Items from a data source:
◇ ◇ ◇ ◇ ◇

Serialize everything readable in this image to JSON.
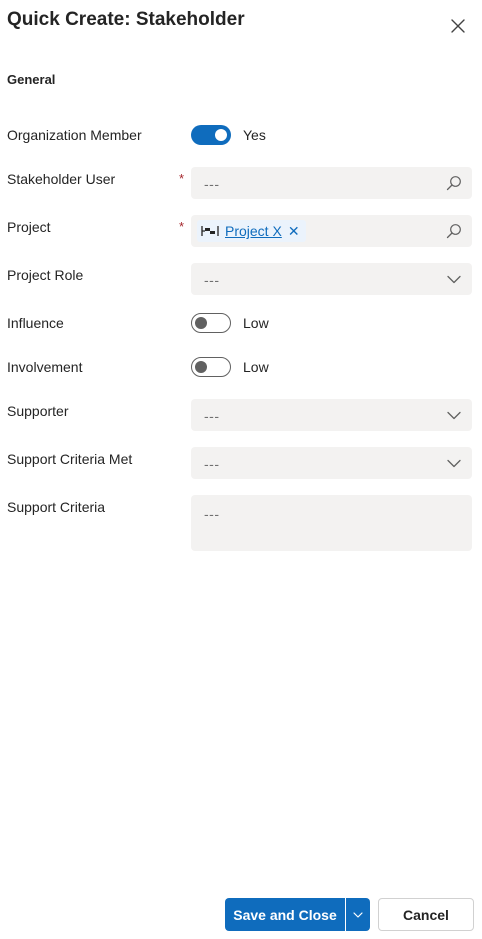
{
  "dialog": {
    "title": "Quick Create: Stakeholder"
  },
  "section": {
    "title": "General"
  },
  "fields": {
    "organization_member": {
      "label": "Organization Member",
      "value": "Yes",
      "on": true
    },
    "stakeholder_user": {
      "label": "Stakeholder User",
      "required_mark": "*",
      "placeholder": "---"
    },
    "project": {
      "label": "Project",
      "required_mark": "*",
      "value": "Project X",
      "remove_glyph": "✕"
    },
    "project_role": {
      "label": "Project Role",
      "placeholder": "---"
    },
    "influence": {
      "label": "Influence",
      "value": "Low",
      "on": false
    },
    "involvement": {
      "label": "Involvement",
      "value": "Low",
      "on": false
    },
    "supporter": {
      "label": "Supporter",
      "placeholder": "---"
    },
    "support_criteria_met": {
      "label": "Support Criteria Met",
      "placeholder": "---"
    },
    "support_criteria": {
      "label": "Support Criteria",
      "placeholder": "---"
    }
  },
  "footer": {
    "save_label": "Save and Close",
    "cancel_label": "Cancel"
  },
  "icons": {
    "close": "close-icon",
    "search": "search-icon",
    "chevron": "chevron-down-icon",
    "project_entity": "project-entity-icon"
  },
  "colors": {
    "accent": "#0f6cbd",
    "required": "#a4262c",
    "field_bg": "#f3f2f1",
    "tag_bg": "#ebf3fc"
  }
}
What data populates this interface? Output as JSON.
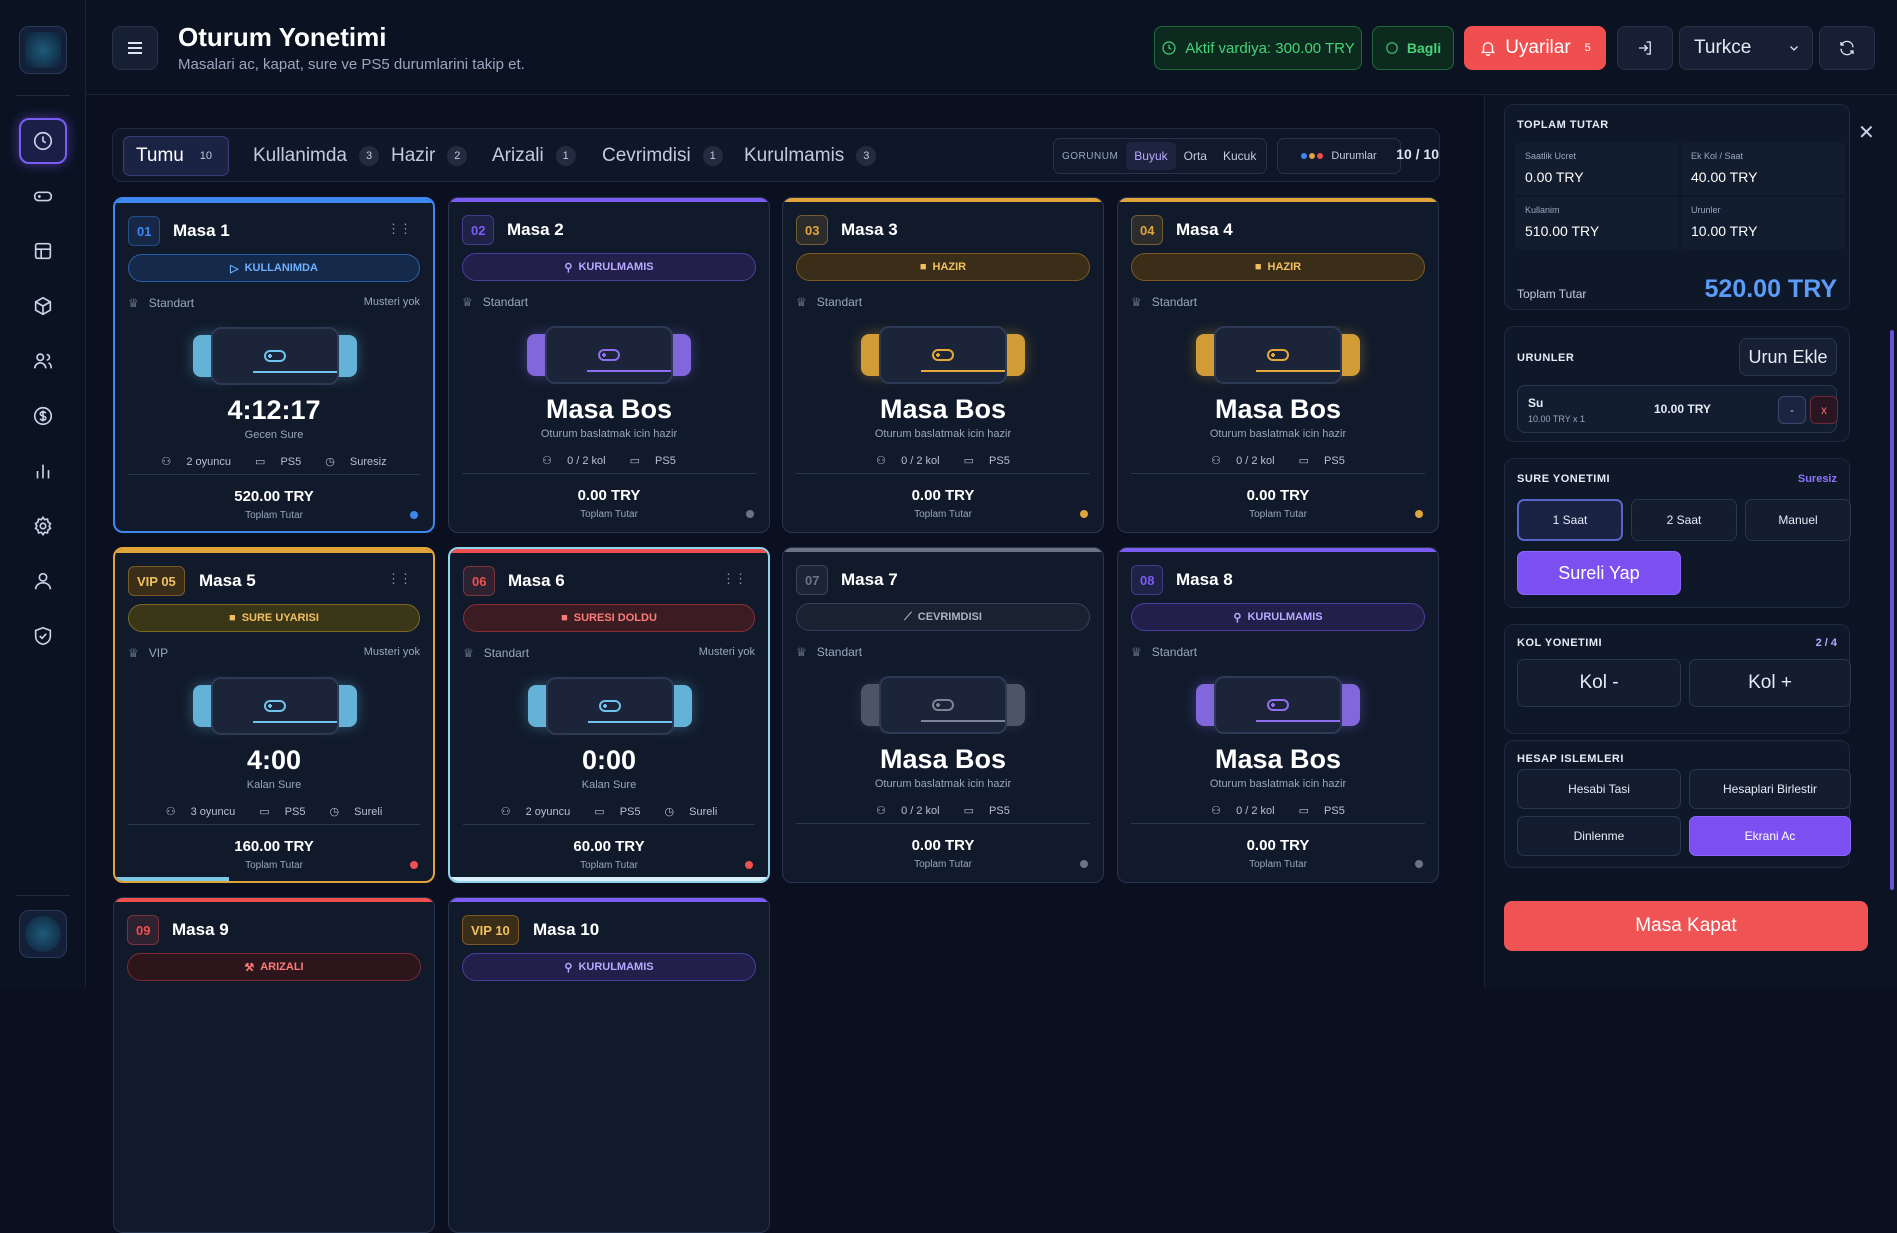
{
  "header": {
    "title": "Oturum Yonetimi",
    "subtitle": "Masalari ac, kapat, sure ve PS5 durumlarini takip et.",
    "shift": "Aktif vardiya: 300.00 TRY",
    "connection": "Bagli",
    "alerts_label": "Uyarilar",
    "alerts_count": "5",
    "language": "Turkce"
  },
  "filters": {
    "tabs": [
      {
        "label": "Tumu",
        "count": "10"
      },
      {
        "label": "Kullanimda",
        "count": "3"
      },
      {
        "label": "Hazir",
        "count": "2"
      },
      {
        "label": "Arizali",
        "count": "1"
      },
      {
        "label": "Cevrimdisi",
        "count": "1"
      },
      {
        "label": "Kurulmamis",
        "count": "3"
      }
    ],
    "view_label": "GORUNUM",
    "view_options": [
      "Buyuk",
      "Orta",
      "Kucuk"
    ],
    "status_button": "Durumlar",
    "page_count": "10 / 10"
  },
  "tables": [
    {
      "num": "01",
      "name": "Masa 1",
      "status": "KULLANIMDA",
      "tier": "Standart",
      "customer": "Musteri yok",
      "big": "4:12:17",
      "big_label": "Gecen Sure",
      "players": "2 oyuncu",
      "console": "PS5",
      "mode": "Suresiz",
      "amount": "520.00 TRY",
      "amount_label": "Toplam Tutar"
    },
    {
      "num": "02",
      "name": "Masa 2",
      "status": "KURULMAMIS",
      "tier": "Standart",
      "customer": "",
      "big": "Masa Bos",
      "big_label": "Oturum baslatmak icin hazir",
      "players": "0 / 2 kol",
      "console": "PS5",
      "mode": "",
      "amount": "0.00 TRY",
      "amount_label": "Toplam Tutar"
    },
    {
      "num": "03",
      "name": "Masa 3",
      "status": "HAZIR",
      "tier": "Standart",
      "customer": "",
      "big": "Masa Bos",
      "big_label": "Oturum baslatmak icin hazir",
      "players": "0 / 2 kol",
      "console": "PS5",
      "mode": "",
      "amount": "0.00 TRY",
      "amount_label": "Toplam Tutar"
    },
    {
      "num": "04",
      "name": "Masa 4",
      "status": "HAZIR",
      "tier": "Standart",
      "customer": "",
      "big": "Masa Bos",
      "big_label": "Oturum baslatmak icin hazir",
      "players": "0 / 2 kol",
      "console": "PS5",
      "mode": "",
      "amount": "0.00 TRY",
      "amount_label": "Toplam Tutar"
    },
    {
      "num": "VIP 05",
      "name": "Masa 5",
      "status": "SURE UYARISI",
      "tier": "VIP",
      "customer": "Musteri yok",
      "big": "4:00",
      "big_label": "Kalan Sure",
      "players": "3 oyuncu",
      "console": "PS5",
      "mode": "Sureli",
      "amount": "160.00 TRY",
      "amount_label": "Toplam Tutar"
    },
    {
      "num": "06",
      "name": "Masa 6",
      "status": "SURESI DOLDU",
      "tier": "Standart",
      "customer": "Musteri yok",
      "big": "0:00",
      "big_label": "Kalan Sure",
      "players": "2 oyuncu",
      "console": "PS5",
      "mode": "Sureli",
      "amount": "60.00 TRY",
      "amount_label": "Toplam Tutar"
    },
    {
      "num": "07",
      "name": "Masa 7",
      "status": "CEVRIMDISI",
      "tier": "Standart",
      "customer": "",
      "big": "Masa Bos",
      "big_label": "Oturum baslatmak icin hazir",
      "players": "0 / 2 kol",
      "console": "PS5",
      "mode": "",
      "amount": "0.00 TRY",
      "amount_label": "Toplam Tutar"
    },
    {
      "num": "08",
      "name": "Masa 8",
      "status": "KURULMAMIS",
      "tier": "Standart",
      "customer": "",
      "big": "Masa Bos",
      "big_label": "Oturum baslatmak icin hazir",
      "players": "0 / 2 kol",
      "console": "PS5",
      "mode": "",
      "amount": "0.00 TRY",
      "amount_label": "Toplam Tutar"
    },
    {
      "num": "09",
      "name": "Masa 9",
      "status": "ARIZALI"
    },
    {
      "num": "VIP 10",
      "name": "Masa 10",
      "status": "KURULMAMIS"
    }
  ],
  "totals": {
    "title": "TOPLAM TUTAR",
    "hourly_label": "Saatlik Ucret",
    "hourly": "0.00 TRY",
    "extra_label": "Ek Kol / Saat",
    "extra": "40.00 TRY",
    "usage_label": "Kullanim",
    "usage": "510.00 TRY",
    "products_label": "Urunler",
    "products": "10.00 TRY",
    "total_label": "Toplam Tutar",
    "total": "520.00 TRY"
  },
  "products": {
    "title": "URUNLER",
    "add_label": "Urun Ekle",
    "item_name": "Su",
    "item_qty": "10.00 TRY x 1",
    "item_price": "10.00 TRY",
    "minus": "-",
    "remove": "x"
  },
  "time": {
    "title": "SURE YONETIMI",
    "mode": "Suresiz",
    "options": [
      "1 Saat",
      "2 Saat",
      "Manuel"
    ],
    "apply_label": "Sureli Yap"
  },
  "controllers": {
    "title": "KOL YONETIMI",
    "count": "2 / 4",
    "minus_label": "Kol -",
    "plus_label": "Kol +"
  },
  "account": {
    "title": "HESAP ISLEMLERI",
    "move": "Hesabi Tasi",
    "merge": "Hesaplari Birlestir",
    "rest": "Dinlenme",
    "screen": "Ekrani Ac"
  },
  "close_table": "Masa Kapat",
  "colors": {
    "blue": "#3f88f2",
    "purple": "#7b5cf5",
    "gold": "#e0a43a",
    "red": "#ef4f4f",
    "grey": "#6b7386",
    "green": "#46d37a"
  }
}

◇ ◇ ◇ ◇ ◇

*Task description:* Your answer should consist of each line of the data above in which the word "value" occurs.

*Output for this exercise:*
      "value": "Yes",
      "value": "Project X",
      "value": "Low",
      "value": "Low",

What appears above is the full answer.